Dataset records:
········
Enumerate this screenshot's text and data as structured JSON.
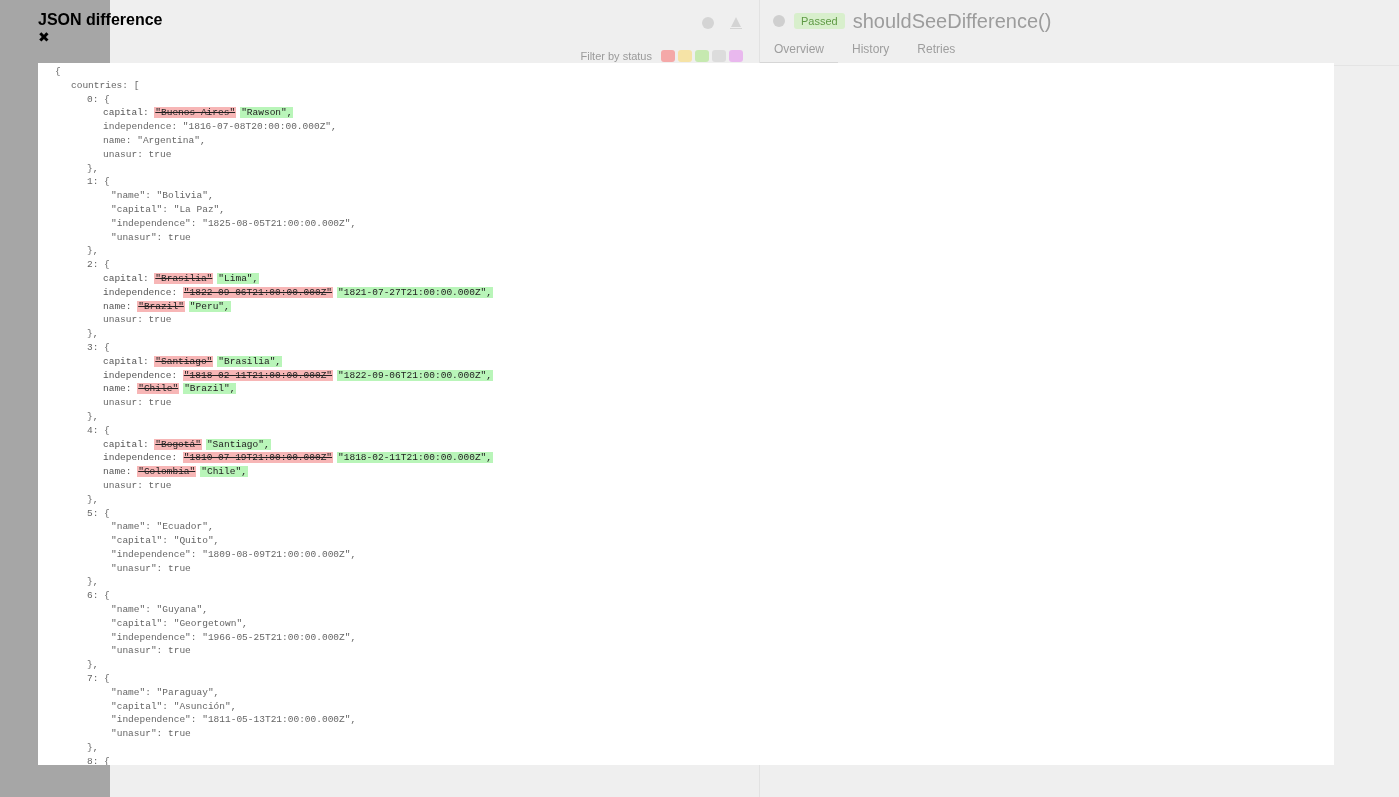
{
  "background": {
    "suites": {
      "filter_label": "Filter by status",
      "status_filters": [
        {
          "color": "#f4a8a8"
        },
        {
          "color": "#f6e3a6"
        },
        {
          "color": "#c6e9b0"
        },
        {
          "color": "#dcdcdc"
        },
        {
          "color": "#e9b8ee"
        }
      ]
    },
    "test": {
      "status": "Passed",
      "title": "shouldSeeDifference()",
      "tabs": [
        {
          "label": "Overview",
          "selected": true
        },
        {
          "label": "History",
          "selected": false
        },
        {
          "label": "Retries",
          "selected": false
        }
      ]
    }
  },
  "modal": {
    "title": "JSON difference",
    "close": "✖",
    "diff": {
      "open": "{",
      "array_open": "countries: [",
      "items": [
        {
          "open": "0: {",
          "close": "},",
          "fields": [
            {
              "kind": "changed",
              "key": "capital: ",
              "old": "\"Buenos Aires\"",
              "new": "\"Rawson\","
            },
            {
              "kind": "same",
              "text": "independence: \"1816-07-08T20:00:00.000Z\","
            },
            {
              "kind": "same",
              "text": "name: \"Argentina\","
            },
            {
              "kind": "same",
              "text": "unasur: true"
            }
          ]
        },
        {
          "open": "1: {",
          "close": "},",
          "fields": [
            {
              "kind": "raw",
              "text": "\"name\": \"Bolivia\","
            },
            {
              "kind": "raw",
              "text": "\"capital\": \"La Paz\","
            },
            {
              "kind": "raw",
              "text": "\"independence\": \"1825-08-05T21:00:00.000Z\","
            },
            {
              "kind": "raw",
              "text": "\"unasur\": true"
            }
          ]
        },
        {
          "open": "2: {",
          "close": "},",
          "fields": [
            {
              "kind": "changed",
              "key": "capital: ",
              "old": "\"Brasilia\"",
              "new": "\"Lima\","
            },
            {
              "kind": "changed",
              "key": "independence: ",
              "old": "\"1822-09-06T21:00:00.000Z\"",
              "new": "\"1821-07-27T21:00:00.000Z\","
            },
            {
              "kind": "changed",
              "key": "name: ",
              "old": "\"Brazil\"",
              "new": "\"Peru\","
            },
            {
              "kind": "same",
              "text": "unasur: true"
            }
          ]
        },
        {
          "open": "3: {",
          "close": "},",
          "fields": [
            {
              "kind": "changed",
              "key": "capital: ",
              "old": "\"Santiago\"",
              "new": "\"Brasilia\","
            },
            {
              "kind": "changed",
              "key": "independence: ",
              "old": "\"1818-02-11T21:00:00.000Z\"",
              "new": "\"1822-09-06T21:00:00.000Z\","
            },
            {
              "kind": "changed",
              "key": "name: ",
              "old": "\"Chile\"",
              "new": "\"Brazil\","
            },
            {
              "kind": "same",
              "text": "unasur: true"
            }
          ]
        },
        {
          "open": "4: {",
          "close": "},",
          "fields": [
            {
              "kind": "changed",
              "key": "capital: ",
              "old": "\"Bogotá\"",
              "new": "\"Santiago\","
            },
            {
              "kind": "changed",
              "key": "independence: ",
              "old": "\"1810-07-19T21:00:00.000Z\"",
              "new": "\"1818-02-11T21:00:00.000Z\","
            },
            {
              "kind": "changed",
              "key": "name: ",
              "old": "\"Colombia\"",
              "new": "\"Chile\","
            },
            {
              "kind": "same",
              "text": "unasur: true"
            }
          ]
        },
        {
          "open": "5: {",
          "close": "},",
          "fields": [
            {
              "kind": "raw",
              "text": "\"name\": \"Ecuador\","
            },
            {
              "kind": "raw",
              "text": "\"capital\": \"Quito\","
            },
            {
              "kind": "raw",
              "text": "\"independence\": \"1809-08-09T21:00:00.000Z\","
            },
            {
              "kind": "raw",
              "text": "\"unasur\": true"
            }
          ]
        },
        {
          "open": "6: {",
          "close": "},",
          "fields": [
            {
              "kind": "raw",
              "text": "\"name\": \"Guyana\","
            },
            {
              "kind": "raw",
              "text": "\"capital\": \"Georgetown\","
            },
            {
              "kind": "raw",
              "text": "\"independence\": \"1966-05-25T21:00:00.000Z\","
            },
            {
              "kind": "raw",
              "text": "\"unasur\": true"
            }
          ]
        },
        {
          "open": "7: {",
          "close": "},",
          "fields": [
            {
              "kind": "raw",
              "text": "\"name\": \"Paraguay\","
            },
            {
              "kind": "raw",
              "text": "\"capital\": \"Asunción\","
            },
            {
              "kind": "raw",
              "text": "\"independence\": \"1811-05-13T21:00:00.000Z\","
            },
            {
              "kind": "raw",
              "text": "\"unasur\": true"
            }
          ]
        },
        {
          "open": "8: {"
        }
      ]
    }
  }
}
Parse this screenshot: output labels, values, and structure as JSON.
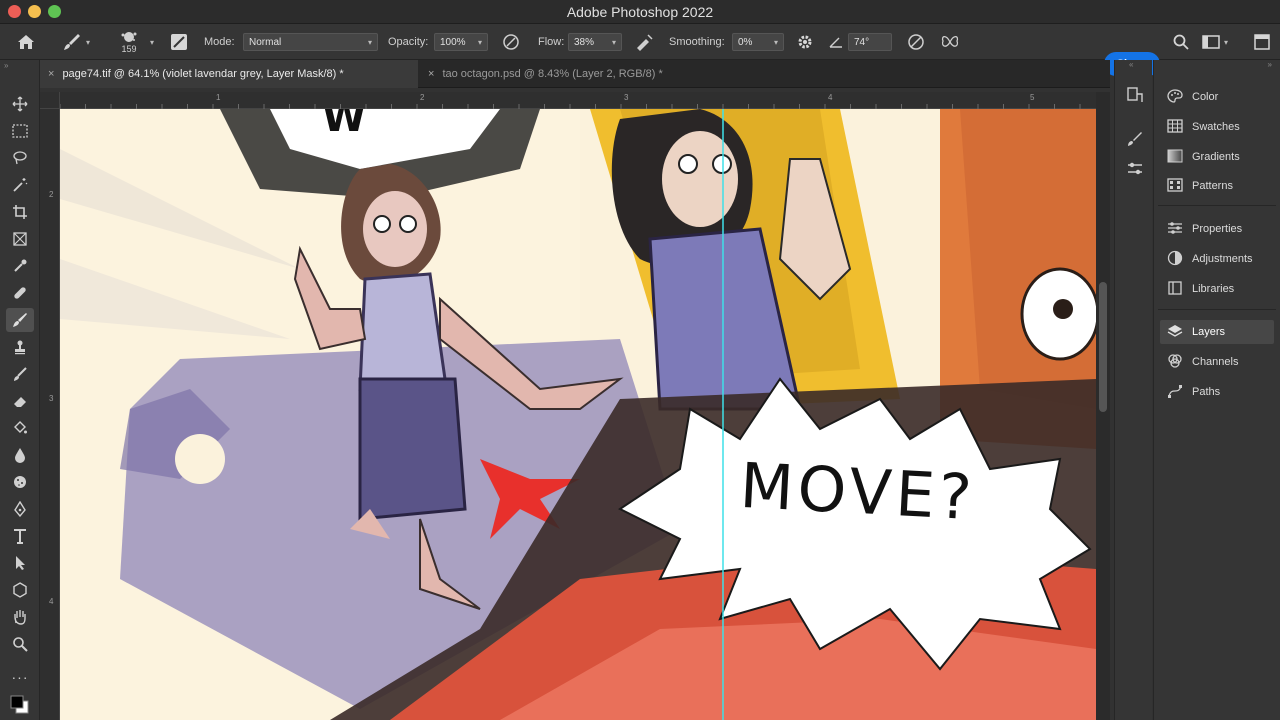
{
  "app": {
    "title": "Adobe Photoshop 2022"
  },
  "options": {
    "brush_size": "159",
    "mode_label": "Mode:",
    "mode_value": "Normal",
    "opacity_label": "Opacity:",
    "opacity_value": "100%",
    "flow_label": "Flow:",
    "flow_value": "38%",
    "smoothing_label": "Smoothing:",
    "smoothing_value": "0%",
    "angle_value": "74°",
    "share_label": "Share"
  },
  "tabs": [
    {
      "label": "page74.tif @ 64.1% (violet lavendar grey, Layer Mask/8) *"
    },
    {
      "label": "tao octagon.psd @ 8.43% (Layer 2, RGB/8) *"
    }
  ],
  "ruler": {
    "h": [
      "1",
      "2",
      "3",
      "4",
      "5"
    ],
    "v": [
      "2",
      "3",
      "4"
    ]
  },
  "canvas": {
    "speech_text": "MOVE?",
    "top_text": "W"
  },
  "panels": {
    "group1": [
      {
        "label": "Color",
        "icon": "color-icon"
      },
      {
        "label": "Swatches",
        "icon": "swatches-icon"
      },
      {
        "label": "Gradients",
        "icon": "gradients-icon"
      },
      {
        "label": "Patterns",
        "icon": "patterns-icon"
      }
    ],
    "group2": [
      {
        "label": "Properties",
        "icon": "properties-icon"
      },
      {
        "label": "Adjustments",
        "icon": "adjustments-icon"
      },
      {
        "label": "Libraries",
        "icon": "libraries-icon"
      }
    ],
    "group3": [
      {
        "label": "Layers",
        "icon": "layers-icon"
      },
      {
        "label": "Channels",
        "icon": "channels-icon"
      },
      {
        "label": "Paths",
        "icon": "paths-icon"
      }
    ]
  },
  "colors": {
    "accent": "#1473e6",
    "guide": "#3ee0e8"
  }
}
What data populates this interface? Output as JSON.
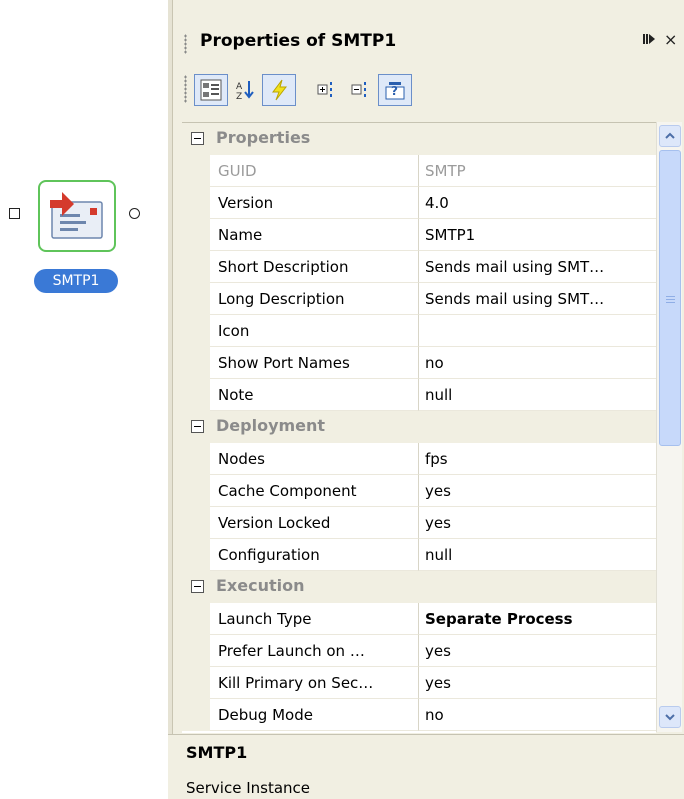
{
  "component": {
    "label": "SMTP1",
    "icon": "email-service-icon",
    "in_port_icon": "square-port-icon",
    "out_port_icon": "circle-port-icon"
  },
  "panel": {
    "title": "Properties of SMTP1",
    "buttons": {
      "menu_icon": "dock-arrow-icon",
      "close_label": "×"
    },
    "toolbar": [
      {
        "icon": "categorized-view-icon",
        "active": true
      },
      {
        "icon": "sort-alphabetical-icon",
        "active": false
      },
      {
        "icon": "lightning-icon",
        "active": true
      },
      {
        "icon": "expand-all-icon",
        "active": false
      },
      {
        "icon": "collapse-all-icon",
        "active": false
      },
      {
        "icon": "help-description-icon",
        "active": true
      }
    ]
  },
  "categories": [
    {
      "label": "Properties",
      "rows": [
        {
          "name": "GUID",
          "value": "SMTP",
          "readonly": true
        },
        {
          "name": "Version",
          "value": "4.0"
        },
        {
          "name": "Name",
          "value": "SMTP1"
        },
        {
          "name": "Short Description",
          "value": "Sends mail using SMT…"
        },
        {
          "name": "Long Description",
          "value": "Sends mail using SMT…"
        },
        {
          "name": "Icon",
          "value": ""
        },
        {
          "name": "Show Port Names",
          "value": "no"
        },
        {
          "name": "Note",
          "value": "null"
        }
      ]
    },
    {
      "label": "Deployment",
      "rows": [
        {
          "name": "Nodes",
          "value": "fps"
        },
        {
          "name": "Cache Component",
          "value": "yes"
        },
        {
          "name": "Version Locked",
          "value": "yes"
        },
        {
          "name": "Configuration",
          "value": "null"
        }
      ]
    },
    {
      "label": "Execution",
      "rows": [
        {
          "name": "Launch Type",
          "value": "Separate Process",
          "bold": true
        },
        {
          "name": "Prefer Launch on …",
          "value": "yes"
        },
        {
          "name": "Kill Primary on Sec…",
          "value": "yes"
        },
        {
          "name": "Debug Mode",
          "value": "no"
        }
      ]
    }
  ],
  "description": {
    "title": "SMTP1",
    "text": "Service Instance"
  },
  "colors": {
    "panel_bg": "#f1efe2",
    "selection_blue": "#3a79d6",
    "component_border": "#5fc45a",
    "scrollbar_thumb": "#c7d9fa"
  }
}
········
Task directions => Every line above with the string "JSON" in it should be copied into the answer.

Reply to the exercise =>
Enumerate this screenshot's text and data as structured JSON.
    "title": "JSON difference",
Parse this screenshot: output labels, values, and structure as JSON.
What data populates this interface? Output as JSON.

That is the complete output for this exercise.